Slowing mobility coexists with a seemingly incompatible demographic fact: the long-term trend of population decline that has afflicted rural America for decades. A 2014 FDIC report summarized the facts:
Depopulation in rural counties can be seen throughout the United States. Between 1980 and 2010, the total number of U.S. residents increased by more than 36 percent to nearly 309 million.1 During that same 30-year period, more than half of all U.S. rural counties lost population. In fact, the rural counties that experienced outflows lost 14.8 percent of their population on average.
Population decline occurs simply because, while outward mobility from rural places is indeed slowing, inflows to rural places are slowing even more rapidly. If the increase in less-educated white male mortality documented by Deaton and Case has, as I expect, also been concentrated in rural places (ref. here), this may also be another U.S.-specific factor in the long-term decline in the population of rural places.
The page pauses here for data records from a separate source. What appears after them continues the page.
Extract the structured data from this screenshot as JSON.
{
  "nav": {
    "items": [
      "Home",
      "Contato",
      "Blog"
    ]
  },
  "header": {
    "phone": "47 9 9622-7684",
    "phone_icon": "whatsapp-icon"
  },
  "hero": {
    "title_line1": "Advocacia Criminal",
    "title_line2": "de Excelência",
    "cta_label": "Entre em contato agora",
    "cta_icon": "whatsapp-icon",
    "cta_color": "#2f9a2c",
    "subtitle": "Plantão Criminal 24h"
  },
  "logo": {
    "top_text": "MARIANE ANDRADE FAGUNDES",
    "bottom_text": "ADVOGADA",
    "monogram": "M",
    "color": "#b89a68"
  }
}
Again, however, this is overwhelmingly not just a U.S. phenomenon. If we exclude the African continent from consideration (an appropriate move from an analytical standpoint because the demographic trajectory of the African continent is completely different from any other part of the world — see e.g. United Nations projections here, then select “fertility rate” and pick any future time period) we find the following fact: the entirety of net population growth in the past decade is accounted for by the growth of the roughly five hundred cities in the world with populations over 1 million people. In other words, from a demographic standpoint (again, with the exception of the African continent), the entirety of the habitable surface of the earth is experiencing net population decline, with the exception of the relatively small areas covered by cities with over one million people.
The Last Piece of the Puzzle: Why Rich (Places) Get Richer
The foregoing still wouldn’t really make sense were it not for one additional, universal fact of economic life. On average, over time, rich (places) get richer. That rich people get richer follows from that.
In March of this year Joseph Parilla and Mark Muro of the Brookings Institution released an important study documenting the significant variation among metro areas in levels and rates of growth of productivity:
We observe massive variation [in productivity levels] across the U.S. economy [by metro region]. We estimate that U.S. labor productivity averaged $113,000 per worker in 2015. Yet, among the nation’s 382 metropolitan areas, that figure ranged from $299,000 per worker in Midland, TX to $38,000 per worker in we observe massive variation across the U.S. economy. Overall, the nation’s largest cities and regions tend to be the nation’s most productive areas.
An important 2009 paper by Edward Glaeser and Matthew Resseger similarly found that
the connection between city size and productivity does not hold for less skilled metropolitan areas in the United States today. In the least well-educated third of metropolitan areas, there is virtually no connection between city size and productivity or income. In the most well-educated third of metropolitan areas, area population can explain 45 percent of the variation in per-worker productivity.
The most productive places are also the places where both the levels and the rates of growth of wages and property values are the highest. (See also here.) Ride the wave of wage growth and real estate appreciation as a worker and property owner in one of the largest cities in the United States, and you are on the path the prosperity. Miss both the big city wage- and real estate-waves and your prospects of catching them in the future are only getting worse as time goes on.
No wonder if people in rural places are, on average, getting increasingly frustrated.
The Trendline Proves (Once Again) To Be Bigger Than the Headline
Yes, there is agency in politics, and every place has its own circumstances. But Brexit, Donal Trump, Marine Le Pen are all symptoms — they are not the underlying cause…of much of anything that will endure.
Populist surges are everywhere, and everywhere they have much in common.
Follow me on Twitter (@auerswald).
My Econtalk discussion with Russ Roberts: The Rise of Populism.
My new book: The Code Economy: A Forty-Thousand-Year History.
My TEDx talk on the future of work: Eye Contact Can’t be Automated.